Sounds like a scene from a vintage play, doesn’t it? It is, yet it isn’t. Taking afternoon tea at the Empress Hotel is just as elegant an experience in the modern era as it was more than 100 years ago. The dress code is more relaxed, but do leave the baseball caps, the torn jeans and bikini tops at home.
The Empress also offers a Prince and Princess Tea for children 12 and under, at a reduced rate. Introduce the family to the boldly flavored special Empress blend of tea or perhaps the fruity Berry Berry variety. Adults may also add a glass of Sumac Ridge Steller’s Jay Brut, making your experience an official Royal Afternoon Tea.

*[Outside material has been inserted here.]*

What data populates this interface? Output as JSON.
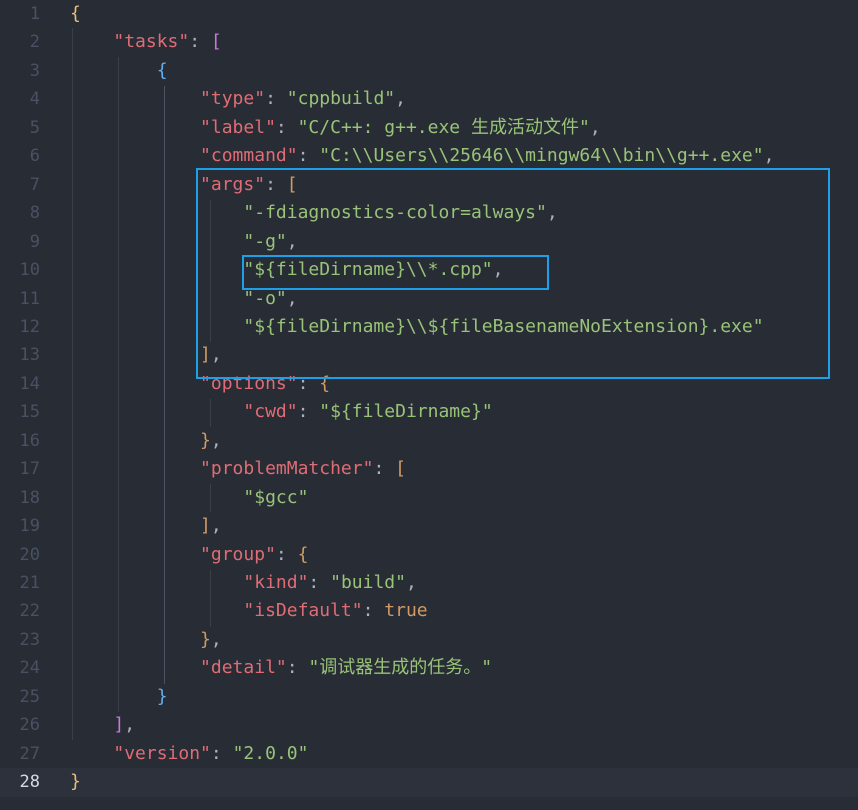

At first glance the resort area of Waikiki does appear to be an expensive vacation option. True, you can spend a bundle on beachfront hotels, high-end condos and excursions. On the other hand, booking accommodations a block or two from the beach can cut your hotel bill in half, or perhaps more. Taking advantage of some of Waikiki’s inexpensive entertainment options also helps make your Hawaiian vacation affordable.

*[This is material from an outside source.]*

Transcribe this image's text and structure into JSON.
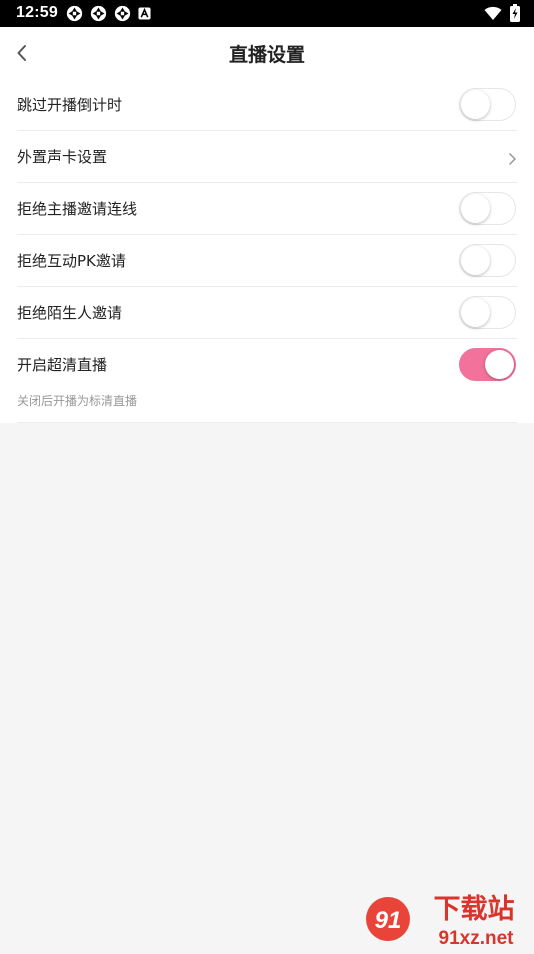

Waikiki Beach Picnic
Step out the front door of your hotel and chances are you’ll be within a block or two of an ABC Store. This staple of Waikiki sells everything from groceries to souvenirs. ABC Stores are the most convenient places to find picnic items for your day at Waikiki Beach. Ready-made sandwiches, snacks, drinks, even straw beach mats, coolers and towels are for sale.
Find your spot on the sand and work on that tan, learn to surf or just go for a swim. People-watching is the unofficial sport on this beach, best done while wearing shades. If you’re traveling with kids, head for Kuhio Beach, in front of the Duke Kahanamoku statue. A man-made breakwater fronts a shallow pond that is safe for young swimmers. This less crowded part of Waikiki also offers picnic tables, restrooms and food vendors.
Plan your picnic for sunset and watch the free Kuhio Beach Park Hula Show, offered three to four times a week. In addition to the dancers and musicians, a traditional torch lighting ceremony welcomes the night.
Each Friday, the Hilton Hawaiian Village offers the Rockin’ Hawaiian Rainbow Review. Purchase seats near the hotel’s Super Pool or pick a spot on the sand to watch the fireworks for free. You won’t be able to see the dancers but you will hear the music. The fireworks display is out over the ocean, so you still have a ring-side seat.
Climbing Diamond Head Crater
Leahi, as the Hawaiian’s call Diamond Head, is Waikiki’s famed landmark. Most people only see the volcano from the outside, but if you venture through the north side tunnel you’ll find a park. A trail leading from the park up to the rim of the crater takes you up a switchback trail, through tunnels and up 175 steps. Your reward is a bird’s eye view of Waikiki, Honolulu and the Pacific Ocean from your 760-foot high perch.
Getting to Vancouver Island means hopping on a ferry or flying. Victoria International Airport, in Sidney, is only 16 miles from the capital city and the port of entry for many. From here you just rent a car, take a taxi or hop on a shuttle bus to get into town. But the City of Victoria has an eye-popping and even more convenient option that throws in a bit of sightseeing as well.
Imagine soaring over the Juan de Fuca Strait, circling the Victoria skyline and then splashing down in the Inner Harbour. Your seaplane taxis past million dollar yachts, funky houseboats and docks within steps of the ivy covered Empress Hotel.
The sculptured, Victorian-style Parliament Building, completed in 1897, impressively sits on its expanse of lawn just south of the Empress. In the warmer seasons you’re greeted with a riot of flowers along the Inner Harbour walkway, spilling out of lamppost flower pots and sidewalk flower boxes framing Victoria’s Old Town. Arriving into Victoria by seaplane, which flies slower and lower than a jet, means you get an even better bird’s eye view of these delights before you even land.
Two of the companies offering flights into Victoria’s Inner Harbour are Kenmore Air Seaplanes, based in Seattle, and Harbour Air Seaplanes out of Richmond, British Columbia. All planes are prop or turbo-prop, with Harbour Air offering both single and twin engine aircraft. Both companies offer scheduled flights and charter service, as well as flight-seeing options.